▶ _Records drawn from a dataset_:

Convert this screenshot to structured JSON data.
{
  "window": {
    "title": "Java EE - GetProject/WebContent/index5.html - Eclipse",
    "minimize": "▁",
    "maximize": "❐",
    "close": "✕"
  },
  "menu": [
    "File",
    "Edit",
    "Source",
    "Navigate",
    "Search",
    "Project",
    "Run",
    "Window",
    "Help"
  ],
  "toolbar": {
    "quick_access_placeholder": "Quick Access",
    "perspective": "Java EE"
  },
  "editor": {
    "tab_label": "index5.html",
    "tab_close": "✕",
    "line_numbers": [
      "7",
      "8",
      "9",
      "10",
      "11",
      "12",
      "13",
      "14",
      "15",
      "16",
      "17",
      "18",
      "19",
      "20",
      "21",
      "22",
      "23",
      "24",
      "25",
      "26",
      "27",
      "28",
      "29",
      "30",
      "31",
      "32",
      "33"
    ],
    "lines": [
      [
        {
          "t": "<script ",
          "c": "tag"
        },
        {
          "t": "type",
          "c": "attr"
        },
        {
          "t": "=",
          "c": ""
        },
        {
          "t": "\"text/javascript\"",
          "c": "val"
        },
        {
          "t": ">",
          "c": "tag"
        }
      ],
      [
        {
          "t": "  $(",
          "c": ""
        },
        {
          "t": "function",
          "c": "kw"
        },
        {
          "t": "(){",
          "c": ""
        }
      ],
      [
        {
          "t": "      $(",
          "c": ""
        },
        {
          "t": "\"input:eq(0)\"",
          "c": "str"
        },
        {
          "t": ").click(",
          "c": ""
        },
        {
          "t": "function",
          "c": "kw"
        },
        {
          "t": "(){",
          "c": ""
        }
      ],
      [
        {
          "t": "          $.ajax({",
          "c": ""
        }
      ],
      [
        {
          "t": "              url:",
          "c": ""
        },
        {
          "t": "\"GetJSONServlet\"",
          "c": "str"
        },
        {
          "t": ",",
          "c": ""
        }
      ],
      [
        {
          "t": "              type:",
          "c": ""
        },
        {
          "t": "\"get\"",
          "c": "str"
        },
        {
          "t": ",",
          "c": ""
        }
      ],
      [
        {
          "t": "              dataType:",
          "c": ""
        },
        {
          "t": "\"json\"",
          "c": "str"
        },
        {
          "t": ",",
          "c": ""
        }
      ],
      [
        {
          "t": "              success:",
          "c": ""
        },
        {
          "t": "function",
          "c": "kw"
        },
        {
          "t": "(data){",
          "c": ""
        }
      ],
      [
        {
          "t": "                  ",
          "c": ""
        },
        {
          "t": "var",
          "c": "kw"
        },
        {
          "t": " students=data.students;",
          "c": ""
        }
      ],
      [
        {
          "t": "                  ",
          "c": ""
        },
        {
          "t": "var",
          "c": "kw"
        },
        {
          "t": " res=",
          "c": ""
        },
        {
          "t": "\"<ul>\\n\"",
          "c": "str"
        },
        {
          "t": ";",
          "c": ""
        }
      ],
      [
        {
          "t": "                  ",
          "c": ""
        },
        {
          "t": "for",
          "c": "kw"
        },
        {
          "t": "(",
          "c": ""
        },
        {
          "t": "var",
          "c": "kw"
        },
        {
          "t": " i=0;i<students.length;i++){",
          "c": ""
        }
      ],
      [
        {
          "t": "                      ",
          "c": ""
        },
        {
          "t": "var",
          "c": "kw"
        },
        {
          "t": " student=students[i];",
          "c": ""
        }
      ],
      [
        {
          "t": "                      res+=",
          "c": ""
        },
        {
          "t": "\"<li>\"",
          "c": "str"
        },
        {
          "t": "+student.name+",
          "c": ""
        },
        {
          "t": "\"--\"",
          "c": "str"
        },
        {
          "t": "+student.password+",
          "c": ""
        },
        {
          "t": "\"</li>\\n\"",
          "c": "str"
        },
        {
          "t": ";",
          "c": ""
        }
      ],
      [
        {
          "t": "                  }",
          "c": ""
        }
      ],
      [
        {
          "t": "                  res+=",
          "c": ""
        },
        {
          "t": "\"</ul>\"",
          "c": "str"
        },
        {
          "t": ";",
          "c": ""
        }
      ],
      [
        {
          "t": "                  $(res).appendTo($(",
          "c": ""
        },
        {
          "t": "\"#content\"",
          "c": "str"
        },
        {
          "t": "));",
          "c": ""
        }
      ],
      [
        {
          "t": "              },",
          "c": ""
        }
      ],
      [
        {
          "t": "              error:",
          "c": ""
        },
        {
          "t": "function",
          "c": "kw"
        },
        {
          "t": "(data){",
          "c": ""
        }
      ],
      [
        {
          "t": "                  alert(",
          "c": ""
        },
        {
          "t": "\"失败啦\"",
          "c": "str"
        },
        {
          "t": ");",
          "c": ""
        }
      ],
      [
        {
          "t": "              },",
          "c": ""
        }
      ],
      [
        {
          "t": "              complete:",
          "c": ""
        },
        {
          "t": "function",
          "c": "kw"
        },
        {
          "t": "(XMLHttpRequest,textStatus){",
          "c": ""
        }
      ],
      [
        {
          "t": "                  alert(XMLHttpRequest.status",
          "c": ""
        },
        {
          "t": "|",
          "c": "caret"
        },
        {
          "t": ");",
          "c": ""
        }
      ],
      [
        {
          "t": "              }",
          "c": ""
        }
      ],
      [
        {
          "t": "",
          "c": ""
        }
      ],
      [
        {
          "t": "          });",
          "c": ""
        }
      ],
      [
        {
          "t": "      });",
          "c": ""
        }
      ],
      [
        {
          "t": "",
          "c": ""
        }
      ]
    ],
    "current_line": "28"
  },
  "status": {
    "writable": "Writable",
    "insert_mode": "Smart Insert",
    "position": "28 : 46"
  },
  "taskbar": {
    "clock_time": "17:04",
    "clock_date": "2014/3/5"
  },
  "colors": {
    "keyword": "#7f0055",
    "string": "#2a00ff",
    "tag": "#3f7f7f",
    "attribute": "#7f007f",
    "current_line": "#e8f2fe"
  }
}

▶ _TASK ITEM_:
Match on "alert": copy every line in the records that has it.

▶ _YOUR RESPONSE_:
          "t": "                  alert(",
          "t": "                  alert(XMLHttpRequest.status",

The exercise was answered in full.